Pull every "温馨提示" line out of the data below.

=== Section Start ===

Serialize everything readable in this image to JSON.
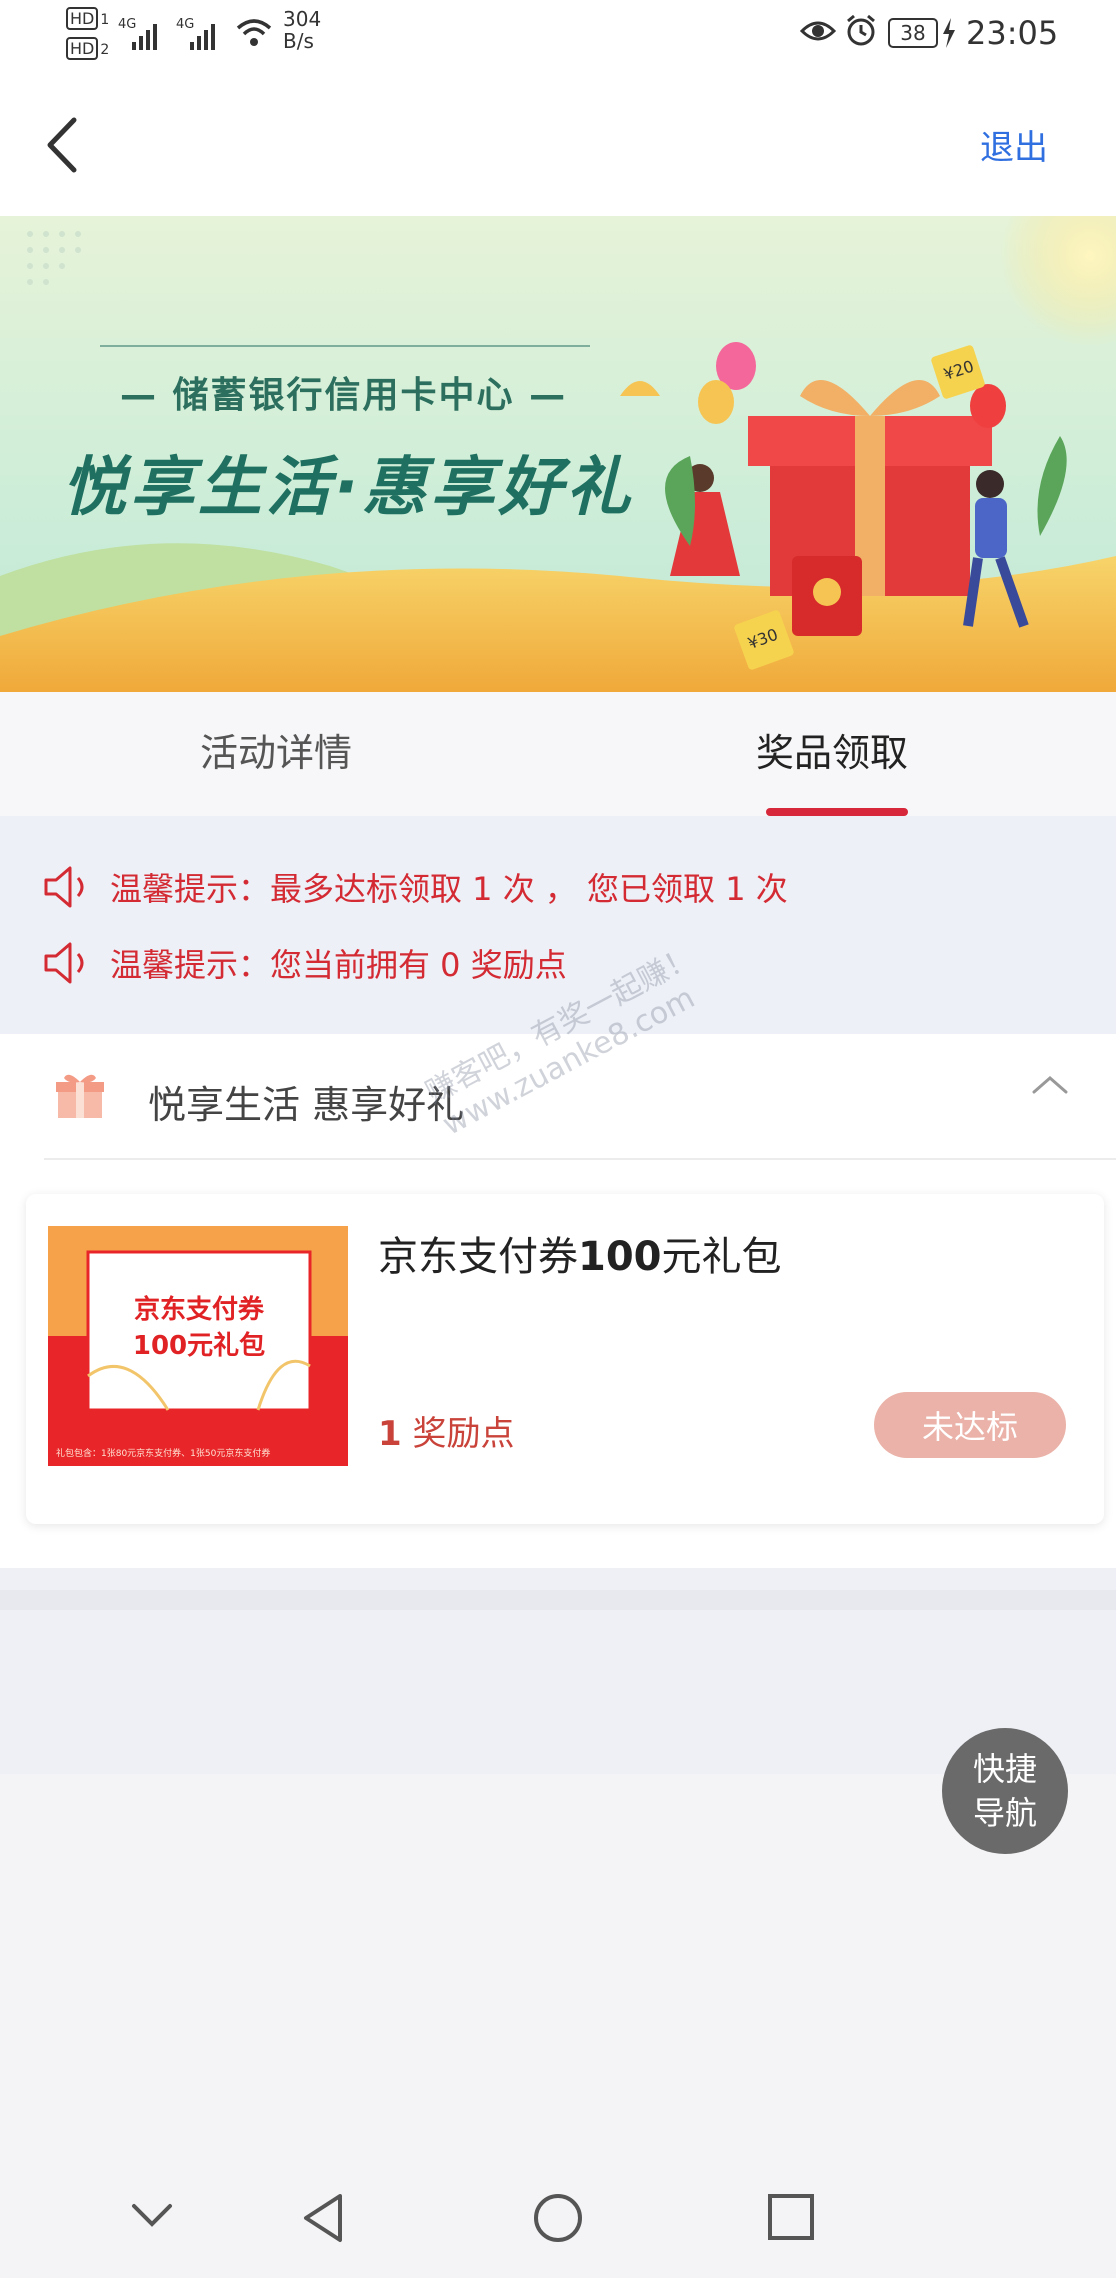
{
  "status_bar": {
    "hd1": "HD",
    "hd1_sub": "1",
    "hd2": "HD",
    "hd2_sub": "2",
    "net1": "4G",
    "net2": "4G",
    "speed_value": "304",
    "speed_unit": "B/s",
    "battery": "38",
    "time": "23:05"
  },
  "header": {
    "exit_label": "退出"
  },
  "banner": {
    "subtitle": "— 储蓄银行信用卡中心 —",
    "title": "悦享生活·惠享好礼",
    "coupon_a": "¥20",
    "coupon_b": "¥30"
  },
  "tabs": [
    {
      "label": "活动详情",
      "active": false
    },
    {
      "label": "奖品领取",
      "active": true
    }
  ],
  "notices": [
    {
      "text": "温馨提示：最多达标领取 1 次 ， 您已领取 1 次"
    },
    {
      "text": "温馨提示：您当前拥有 0 奖励点"
    }
  ],
  "section": {
    "title": "悦享生活 惠享好礼",
    "expanded": true
  },
  "prize_card": {
    "title_prefix": "京东支付券",
    "title_amount": "100",
    "title_suffix": "元礼包",
    "image_line1": "京东支付券",
    "image_line2": "100元礼包",
    "image_footnote": "礼包包含：1张80元京东支付券、1张50元京东支付券",
    "points_value": "1",
    "points_unit": "奖励点",
    "button_label": "未达标"
  },
  "fab": {
    "line1": "快捷",
    "line2": "导航"
  },
  "watermark": {
    "line1": "赚客吧，有奖一起赚！",
    "line2": "www.zuanke8.com"
  },
  "colors": {
    "accent_red": "#d6283a",
    "notice_red": "#d32a33",
    "link_blue": "#2f6fe0",
    "disabled_button": "#eab2a8"
  }
}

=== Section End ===

REPLY
      "text": "温馨提示：最多达标领取 1 次 ， 您已领取 1 次"
      "text": "温馨提示：您当前拥有 0 奖励点"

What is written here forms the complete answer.